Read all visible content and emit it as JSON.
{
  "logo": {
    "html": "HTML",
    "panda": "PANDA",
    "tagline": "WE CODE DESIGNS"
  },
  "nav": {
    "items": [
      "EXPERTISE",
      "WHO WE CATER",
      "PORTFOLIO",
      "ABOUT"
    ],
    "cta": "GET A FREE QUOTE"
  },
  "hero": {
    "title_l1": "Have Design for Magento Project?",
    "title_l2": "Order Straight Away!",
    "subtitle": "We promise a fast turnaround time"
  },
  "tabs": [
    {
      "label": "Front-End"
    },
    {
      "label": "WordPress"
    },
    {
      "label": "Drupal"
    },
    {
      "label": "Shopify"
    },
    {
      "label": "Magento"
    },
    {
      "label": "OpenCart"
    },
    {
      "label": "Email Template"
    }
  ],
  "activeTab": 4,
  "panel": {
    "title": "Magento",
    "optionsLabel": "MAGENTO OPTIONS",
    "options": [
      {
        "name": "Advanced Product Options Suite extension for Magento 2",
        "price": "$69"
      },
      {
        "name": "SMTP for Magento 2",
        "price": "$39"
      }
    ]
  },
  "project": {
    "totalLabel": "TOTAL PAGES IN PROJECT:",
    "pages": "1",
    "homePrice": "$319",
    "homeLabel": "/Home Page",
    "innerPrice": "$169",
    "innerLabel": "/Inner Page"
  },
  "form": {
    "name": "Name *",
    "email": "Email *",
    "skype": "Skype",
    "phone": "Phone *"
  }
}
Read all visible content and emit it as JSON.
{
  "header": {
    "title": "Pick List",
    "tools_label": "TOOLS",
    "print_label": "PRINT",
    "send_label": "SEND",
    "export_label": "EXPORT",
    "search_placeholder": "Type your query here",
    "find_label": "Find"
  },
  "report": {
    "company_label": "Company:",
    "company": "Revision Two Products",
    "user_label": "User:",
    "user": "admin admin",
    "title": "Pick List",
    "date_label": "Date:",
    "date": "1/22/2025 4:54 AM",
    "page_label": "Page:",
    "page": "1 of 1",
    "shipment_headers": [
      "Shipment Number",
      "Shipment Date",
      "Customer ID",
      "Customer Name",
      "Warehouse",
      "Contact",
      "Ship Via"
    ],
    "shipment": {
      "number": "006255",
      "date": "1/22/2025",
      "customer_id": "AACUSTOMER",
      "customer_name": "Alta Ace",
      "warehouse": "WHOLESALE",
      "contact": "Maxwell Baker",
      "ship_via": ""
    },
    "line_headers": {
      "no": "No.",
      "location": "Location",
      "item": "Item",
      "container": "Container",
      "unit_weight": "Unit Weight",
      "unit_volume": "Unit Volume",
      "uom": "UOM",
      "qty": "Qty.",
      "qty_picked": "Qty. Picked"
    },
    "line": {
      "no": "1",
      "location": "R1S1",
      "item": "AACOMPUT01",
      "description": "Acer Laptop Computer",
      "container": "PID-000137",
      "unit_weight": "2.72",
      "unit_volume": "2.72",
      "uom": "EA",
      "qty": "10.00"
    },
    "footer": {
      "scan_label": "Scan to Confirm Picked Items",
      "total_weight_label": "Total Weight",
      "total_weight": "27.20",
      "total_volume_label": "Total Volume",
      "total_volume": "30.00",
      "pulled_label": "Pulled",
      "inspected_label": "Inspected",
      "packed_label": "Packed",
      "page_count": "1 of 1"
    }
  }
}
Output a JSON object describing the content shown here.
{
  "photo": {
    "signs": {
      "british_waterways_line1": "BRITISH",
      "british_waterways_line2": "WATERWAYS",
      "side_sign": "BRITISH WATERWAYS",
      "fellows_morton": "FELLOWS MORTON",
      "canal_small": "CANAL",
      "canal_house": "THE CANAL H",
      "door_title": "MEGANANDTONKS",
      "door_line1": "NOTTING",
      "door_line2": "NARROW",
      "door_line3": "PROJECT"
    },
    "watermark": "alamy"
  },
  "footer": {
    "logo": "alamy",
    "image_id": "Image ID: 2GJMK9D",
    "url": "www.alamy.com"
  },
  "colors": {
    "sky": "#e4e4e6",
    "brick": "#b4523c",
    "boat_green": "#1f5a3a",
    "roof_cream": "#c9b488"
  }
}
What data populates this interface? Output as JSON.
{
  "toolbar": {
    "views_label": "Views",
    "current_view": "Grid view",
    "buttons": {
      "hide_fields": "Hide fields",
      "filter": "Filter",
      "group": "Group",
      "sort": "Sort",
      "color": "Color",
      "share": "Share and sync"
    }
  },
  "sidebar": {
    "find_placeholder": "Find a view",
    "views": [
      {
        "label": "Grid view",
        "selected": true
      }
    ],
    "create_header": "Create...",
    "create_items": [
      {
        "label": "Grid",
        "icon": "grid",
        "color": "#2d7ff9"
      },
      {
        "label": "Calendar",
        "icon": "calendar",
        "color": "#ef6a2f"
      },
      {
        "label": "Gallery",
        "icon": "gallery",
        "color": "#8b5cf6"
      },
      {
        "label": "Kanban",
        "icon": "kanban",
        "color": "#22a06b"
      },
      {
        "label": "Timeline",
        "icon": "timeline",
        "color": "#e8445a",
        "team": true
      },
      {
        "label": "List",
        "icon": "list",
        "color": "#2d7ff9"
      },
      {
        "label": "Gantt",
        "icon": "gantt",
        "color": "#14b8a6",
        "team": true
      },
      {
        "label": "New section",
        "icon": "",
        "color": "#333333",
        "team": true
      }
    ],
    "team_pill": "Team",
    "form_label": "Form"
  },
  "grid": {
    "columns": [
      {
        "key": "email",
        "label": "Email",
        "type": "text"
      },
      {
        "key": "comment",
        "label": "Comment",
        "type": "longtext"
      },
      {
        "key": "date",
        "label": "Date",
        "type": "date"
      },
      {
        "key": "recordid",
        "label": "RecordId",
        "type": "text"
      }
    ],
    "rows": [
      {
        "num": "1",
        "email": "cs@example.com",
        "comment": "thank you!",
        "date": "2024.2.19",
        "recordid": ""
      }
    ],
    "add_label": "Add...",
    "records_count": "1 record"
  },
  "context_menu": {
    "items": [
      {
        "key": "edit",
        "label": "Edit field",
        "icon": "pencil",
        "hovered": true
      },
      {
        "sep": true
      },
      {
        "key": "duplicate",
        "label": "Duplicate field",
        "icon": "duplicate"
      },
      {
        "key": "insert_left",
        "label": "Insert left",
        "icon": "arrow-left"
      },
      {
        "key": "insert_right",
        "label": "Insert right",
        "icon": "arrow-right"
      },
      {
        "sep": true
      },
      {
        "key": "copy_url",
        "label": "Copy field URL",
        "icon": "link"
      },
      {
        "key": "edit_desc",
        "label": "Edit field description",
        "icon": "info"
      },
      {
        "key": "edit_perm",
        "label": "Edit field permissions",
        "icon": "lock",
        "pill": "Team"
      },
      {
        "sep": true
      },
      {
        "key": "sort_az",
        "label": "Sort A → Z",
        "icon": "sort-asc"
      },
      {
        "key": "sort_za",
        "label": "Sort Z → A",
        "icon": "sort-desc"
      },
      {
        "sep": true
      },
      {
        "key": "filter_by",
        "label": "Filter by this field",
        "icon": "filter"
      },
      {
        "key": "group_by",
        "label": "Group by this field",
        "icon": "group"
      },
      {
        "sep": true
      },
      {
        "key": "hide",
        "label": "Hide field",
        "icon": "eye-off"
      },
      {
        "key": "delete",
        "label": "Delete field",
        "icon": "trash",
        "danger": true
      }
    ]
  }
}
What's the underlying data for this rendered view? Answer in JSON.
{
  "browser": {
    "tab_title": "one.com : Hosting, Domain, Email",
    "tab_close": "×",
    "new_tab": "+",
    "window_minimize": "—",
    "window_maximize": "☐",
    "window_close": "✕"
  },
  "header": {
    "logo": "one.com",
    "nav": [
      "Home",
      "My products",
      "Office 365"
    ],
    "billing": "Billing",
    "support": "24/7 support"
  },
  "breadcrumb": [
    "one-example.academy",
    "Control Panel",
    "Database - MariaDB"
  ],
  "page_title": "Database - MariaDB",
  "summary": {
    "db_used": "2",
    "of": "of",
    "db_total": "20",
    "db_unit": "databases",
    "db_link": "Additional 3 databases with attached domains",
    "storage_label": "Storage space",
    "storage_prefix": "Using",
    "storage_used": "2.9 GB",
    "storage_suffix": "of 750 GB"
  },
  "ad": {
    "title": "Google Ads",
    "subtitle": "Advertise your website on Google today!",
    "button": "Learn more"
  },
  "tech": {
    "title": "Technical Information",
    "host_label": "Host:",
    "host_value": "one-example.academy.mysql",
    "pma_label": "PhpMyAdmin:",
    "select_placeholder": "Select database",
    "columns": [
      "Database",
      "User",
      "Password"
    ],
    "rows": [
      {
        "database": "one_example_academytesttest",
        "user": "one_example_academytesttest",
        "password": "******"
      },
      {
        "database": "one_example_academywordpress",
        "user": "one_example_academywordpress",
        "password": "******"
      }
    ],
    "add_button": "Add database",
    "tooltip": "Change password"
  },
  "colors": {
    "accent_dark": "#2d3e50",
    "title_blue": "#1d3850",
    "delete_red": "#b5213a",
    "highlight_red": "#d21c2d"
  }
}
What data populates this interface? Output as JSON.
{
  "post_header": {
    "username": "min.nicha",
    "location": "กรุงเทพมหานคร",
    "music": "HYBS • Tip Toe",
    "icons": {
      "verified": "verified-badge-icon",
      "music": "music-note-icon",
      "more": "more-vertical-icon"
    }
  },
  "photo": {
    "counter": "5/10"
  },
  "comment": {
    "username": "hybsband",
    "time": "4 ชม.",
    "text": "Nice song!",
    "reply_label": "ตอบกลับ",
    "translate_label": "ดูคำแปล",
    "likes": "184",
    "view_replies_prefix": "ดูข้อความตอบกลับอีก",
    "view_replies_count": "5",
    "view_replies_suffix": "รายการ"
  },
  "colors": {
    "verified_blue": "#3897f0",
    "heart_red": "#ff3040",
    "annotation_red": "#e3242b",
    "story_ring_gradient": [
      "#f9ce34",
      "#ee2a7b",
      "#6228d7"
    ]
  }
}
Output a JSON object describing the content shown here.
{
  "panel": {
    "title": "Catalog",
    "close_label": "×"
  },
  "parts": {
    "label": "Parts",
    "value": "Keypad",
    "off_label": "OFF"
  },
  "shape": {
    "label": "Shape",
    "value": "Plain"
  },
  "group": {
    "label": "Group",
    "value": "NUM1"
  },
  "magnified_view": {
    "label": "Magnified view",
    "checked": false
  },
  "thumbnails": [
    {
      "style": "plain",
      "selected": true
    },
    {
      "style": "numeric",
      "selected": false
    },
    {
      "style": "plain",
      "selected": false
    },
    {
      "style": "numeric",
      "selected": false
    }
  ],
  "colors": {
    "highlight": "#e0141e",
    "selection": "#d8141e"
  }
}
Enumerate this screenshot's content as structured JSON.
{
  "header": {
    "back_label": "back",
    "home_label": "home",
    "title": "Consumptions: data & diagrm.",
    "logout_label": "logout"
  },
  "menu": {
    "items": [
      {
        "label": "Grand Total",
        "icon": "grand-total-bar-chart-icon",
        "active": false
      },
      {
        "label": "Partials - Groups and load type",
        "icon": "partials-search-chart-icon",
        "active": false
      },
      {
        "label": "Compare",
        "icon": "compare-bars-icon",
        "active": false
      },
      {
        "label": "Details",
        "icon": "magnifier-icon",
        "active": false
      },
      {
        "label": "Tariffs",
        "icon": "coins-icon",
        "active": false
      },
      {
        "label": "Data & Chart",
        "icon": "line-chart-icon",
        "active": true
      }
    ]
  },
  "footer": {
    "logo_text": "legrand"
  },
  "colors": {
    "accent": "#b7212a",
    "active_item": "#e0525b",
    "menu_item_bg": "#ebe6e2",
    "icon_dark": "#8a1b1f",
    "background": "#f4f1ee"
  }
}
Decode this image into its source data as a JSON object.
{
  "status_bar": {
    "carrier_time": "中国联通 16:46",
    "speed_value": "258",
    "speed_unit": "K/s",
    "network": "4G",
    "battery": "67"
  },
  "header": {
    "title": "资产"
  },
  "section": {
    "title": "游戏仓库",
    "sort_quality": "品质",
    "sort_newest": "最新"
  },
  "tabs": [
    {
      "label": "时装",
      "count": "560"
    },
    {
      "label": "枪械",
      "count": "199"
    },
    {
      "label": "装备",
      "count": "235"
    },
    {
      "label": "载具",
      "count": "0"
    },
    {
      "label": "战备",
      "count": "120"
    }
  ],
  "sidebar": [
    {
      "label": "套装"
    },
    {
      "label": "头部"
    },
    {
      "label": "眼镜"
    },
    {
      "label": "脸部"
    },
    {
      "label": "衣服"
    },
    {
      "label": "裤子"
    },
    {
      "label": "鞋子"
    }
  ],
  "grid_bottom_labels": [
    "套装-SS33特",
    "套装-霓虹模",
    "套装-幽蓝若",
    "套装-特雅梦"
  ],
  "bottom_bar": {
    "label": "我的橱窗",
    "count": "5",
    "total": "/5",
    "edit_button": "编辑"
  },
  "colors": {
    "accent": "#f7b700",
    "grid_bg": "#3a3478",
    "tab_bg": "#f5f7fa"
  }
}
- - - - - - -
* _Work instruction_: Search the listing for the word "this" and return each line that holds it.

* _Task response_:
What data populates this interface? Output as JSON.
        "label": "Filter by this field",
        "label": "Group by this field",
What's the underlying data for this rendered view? Answer in JSON.
What data populates this interface? Output as JSON.
Enumerate this screenshot's content as structured JSON.
Decode this image into its source data as a JSON object.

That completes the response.